Other Forms of Academic Dishonesty


As part of a scholarly community, you are expected to make honest and ethical decisions throughout your academic life. Actions of academic dishonesty are considered an offense at UPEI. Of course, avoiding plagiarism is only one part of academic integrity. There are many other ways that one may violate the University's academic integrity policy, purposefully or not.



According to Regulation 20, actions constituted as cheating include the following:

  • giving false reasons for absence
  • impersonating someone during a test or exam
  • copying or sharing information or use of unauthorized materials (eg. notes, books, calculators, etc.) during a test or exam
  • unauthorized use of technology (cellphones, tablets, laptops, etc.) during a test or exam
  • obtaining, copying, and/or sharing a copy of a test or exam before it is administered
  • altering a test or exam after it has been graded and returned by the instructor
  • unauthorized collaboration between students when individual work is required

While many of these seem obvious, cheating is still far too common among students. According to a survey done by the International Center for Academic Integrity, 68% of undergraduate students and 43% of graduate students admitted to cheating on written tests or assignments. 

There are many reasons that students may be inclined to plagiarize or cheat. Sometimes, it is done purely out of a lack of understanding of what is considered academically dishonest. As a general rule, if you did not complete the work yourself, taking credit for that work is dishonest. 


Contract Cheating

Contract cheating is the act of having a third party undertake one's assessed work. It could be in the form of impersonating you during an exam, writing a paper for you, or completing other homework for you. This is plagiarism, whether it is paid or unpaid, and could lead to severe punitive action against you. In this digital age, it is becoming easier than ever to outsource a paper or assignment.
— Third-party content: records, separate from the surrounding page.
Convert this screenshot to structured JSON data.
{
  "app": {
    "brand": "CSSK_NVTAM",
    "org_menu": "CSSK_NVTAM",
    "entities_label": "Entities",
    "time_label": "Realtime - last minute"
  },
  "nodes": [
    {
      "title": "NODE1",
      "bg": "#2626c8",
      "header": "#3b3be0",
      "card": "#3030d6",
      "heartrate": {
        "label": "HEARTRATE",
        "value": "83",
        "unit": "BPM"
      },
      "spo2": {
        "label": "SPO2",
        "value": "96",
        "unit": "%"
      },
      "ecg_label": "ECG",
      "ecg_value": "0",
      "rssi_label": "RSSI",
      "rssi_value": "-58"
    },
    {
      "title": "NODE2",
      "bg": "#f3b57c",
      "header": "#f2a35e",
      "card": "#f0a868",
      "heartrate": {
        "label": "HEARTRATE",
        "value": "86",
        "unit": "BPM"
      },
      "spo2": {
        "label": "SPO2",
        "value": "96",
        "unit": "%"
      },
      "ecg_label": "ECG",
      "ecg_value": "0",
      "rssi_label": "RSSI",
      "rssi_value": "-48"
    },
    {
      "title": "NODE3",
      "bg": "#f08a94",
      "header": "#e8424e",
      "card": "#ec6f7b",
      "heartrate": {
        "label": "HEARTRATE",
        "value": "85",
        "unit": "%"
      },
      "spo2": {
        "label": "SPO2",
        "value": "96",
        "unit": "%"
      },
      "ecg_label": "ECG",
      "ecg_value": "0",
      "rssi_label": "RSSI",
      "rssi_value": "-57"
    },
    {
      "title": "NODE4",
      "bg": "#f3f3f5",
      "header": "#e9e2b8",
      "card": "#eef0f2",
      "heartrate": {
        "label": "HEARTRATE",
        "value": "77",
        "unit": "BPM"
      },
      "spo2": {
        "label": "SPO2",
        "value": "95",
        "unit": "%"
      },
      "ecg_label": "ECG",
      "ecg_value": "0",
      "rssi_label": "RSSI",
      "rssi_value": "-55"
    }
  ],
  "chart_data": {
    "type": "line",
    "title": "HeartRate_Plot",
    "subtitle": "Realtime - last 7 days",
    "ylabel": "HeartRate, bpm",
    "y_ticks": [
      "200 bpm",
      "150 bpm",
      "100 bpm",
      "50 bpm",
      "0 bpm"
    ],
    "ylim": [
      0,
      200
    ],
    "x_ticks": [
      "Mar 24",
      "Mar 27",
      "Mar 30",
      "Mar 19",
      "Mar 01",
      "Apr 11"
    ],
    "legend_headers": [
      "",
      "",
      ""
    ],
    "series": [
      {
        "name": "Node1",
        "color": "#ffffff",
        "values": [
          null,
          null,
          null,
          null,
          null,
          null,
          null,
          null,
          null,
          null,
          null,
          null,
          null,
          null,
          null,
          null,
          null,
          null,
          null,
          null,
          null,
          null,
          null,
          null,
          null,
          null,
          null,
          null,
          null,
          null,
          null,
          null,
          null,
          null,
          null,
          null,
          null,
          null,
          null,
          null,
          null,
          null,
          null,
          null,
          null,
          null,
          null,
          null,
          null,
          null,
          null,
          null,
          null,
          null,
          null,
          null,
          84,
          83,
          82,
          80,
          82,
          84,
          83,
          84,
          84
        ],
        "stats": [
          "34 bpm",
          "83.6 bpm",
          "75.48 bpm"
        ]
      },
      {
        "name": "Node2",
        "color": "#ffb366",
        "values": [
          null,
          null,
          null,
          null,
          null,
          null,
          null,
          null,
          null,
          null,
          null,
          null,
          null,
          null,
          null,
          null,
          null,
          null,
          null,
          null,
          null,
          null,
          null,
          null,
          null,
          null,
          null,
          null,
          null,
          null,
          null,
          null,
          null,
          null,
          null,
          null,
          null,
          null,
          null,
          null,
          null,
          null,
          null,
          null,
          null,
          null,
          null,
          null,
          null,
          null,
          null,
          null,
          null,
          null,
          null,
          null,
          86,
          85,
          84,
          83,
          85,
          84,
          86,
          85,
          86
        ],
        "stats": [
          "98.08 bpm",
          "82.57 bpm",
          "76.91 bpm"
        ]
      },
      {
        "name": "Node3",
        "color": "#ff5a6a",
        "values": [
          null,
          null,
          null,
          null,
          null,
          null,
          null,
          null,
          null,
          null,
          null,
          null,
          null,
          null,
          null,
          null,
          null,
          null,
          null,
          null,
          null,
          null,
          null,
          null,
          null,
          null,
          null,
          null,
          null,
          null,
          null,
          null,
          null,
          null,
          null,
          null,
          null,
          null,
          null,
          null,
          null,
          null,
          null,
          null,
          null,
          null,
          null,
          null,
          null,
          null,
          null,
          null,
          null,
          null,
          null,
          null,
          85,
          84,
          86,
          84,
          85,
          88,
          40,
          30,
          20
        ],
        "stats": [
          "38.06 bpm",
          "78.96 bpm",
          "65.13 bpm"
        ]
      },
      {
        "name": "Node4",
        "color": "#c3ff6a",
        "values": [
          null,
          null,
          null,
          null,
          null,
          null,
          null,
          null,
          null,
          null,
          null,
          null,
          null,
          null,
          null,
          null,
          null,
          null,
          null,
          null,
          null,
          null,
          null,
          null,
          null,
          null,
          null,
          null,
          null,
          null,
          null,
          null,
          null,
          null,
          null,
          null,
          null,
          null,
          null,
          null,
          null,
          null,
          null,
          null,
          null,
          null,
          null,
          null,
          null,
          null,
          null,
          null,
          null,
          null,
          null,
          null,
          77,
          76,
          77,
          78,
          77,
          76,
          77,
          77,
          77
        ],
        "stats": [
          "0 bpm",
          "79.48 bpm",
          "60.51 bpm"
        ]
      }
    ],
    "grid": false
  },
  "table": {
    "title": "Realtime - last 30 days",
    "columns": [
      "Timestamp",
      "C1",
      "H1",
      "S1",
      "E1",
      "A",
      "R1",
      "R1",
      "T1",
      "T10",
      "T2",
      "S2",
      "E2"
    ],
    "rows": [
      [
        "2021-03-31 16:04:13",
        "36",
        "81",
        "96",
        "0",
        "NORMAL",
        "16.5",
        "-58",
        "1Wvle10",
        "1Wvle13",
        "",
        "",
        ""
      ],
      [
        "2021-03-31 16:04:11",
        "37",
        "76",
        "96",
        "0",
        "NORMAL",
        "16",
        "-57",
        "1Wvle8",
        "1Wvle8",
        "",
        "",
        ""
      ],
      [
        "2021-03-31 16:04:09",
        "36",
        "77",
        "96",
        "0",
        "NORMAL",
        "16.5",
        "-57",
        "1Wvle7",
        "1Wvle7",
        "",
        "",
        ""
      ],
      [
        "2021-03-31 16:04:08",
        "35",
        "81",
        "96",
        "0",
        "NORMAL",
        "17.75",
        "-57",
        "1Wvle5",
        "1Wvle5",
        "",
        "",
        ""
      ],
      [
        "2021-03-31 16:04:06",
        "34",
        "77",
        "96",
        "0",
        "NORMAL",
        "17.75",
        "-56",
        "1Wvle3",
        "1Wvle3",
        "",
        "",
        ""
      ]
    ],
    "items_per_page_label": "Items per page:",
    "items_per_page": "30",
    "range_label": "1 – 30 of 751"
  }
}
Many service providers now strategically advertise their contract cheating services to students through deceptively benign means, like on social media websites.

According to the International Journal for Educational Integrity, contract cheating is a form of fraud and has "ramifications for individuals’ learning outcomes, institutional reputations, educational standards/credibility, professional practice and public safety, particularly if it is somehow normalised as an acceptable way for academic work to be accomplished". When you participate in contract cheating, you are not growing as a scholar. Instead of pursuing your own learning, you are giving yourself an unfair advantage that is highly dishonest.



Another form of academic dishonesty covered by Regulation 20 is the falsification of records or documents submitted to the University. Some examples of this are:

  • falsifying any research results, whether in experiments, field trip exercises, or other assignments
  • falsifying academic records, transcripts, or other University documents, or misrepresenting one’s credentials
  • requesting the extension of a deadline citing reasons known to be false, including submitting false documentation supporting that request
    • for example, feigning illness as an excuse for a missed deadline would be considered an offense

Falsifying leads to similar consequences to plagiarism and cheating. In some cases, the repercussions may be severe. 


Why do Students Cheat?

Committing acts of academic dishonesty may be tempting to some students. Here are some of the most commonly cited reasons for why cheating may happen:

  • a poor understanding of what is considered dishonest
  • not enough time to complete a task
  • a perception that cheating is normalized behaviour
  • pressure to do well
  • a perception that good grades are not correlated with effort
  • convenience


Strategies to Avoid Plagiarism or Cheating

  1. Manage your time. Use an agenda to keep track of assignments, and make sure you are completing them in enough time to warrant your best effort. You can use an assignment calculator, like this one from the University of Toronto, to develop a schedule for completing the assignment. If you do all your research long before a paper is due, you will be much less tempted to falsify citations or plagiarize information.
  2. Take thorough notes in class or while studying. If you understand the material, you won't have to resort to dishonest means to complete your assignments.
  3. Write down important points in your own words as you read through books, articles, websites, etc. Make sure to write down the source of your information. This will save you time in your paper later, as you will have already paraphrased the idea, and kept note of the citation. 
  4. If you're struggling with citing or writing skills, feel free to speak to the Writing Centre, your professor, or a librarian; they would be happy to help. Your professor expects that you will reach out to them for help with your classwork. 
  5. Be honest with your professor. Don't make up an excuse if you miss a class. If you don't understand an assignment or are stressed for time, discuss it with them. If you're not sure what may or may not count as dishonest work for your class, ask.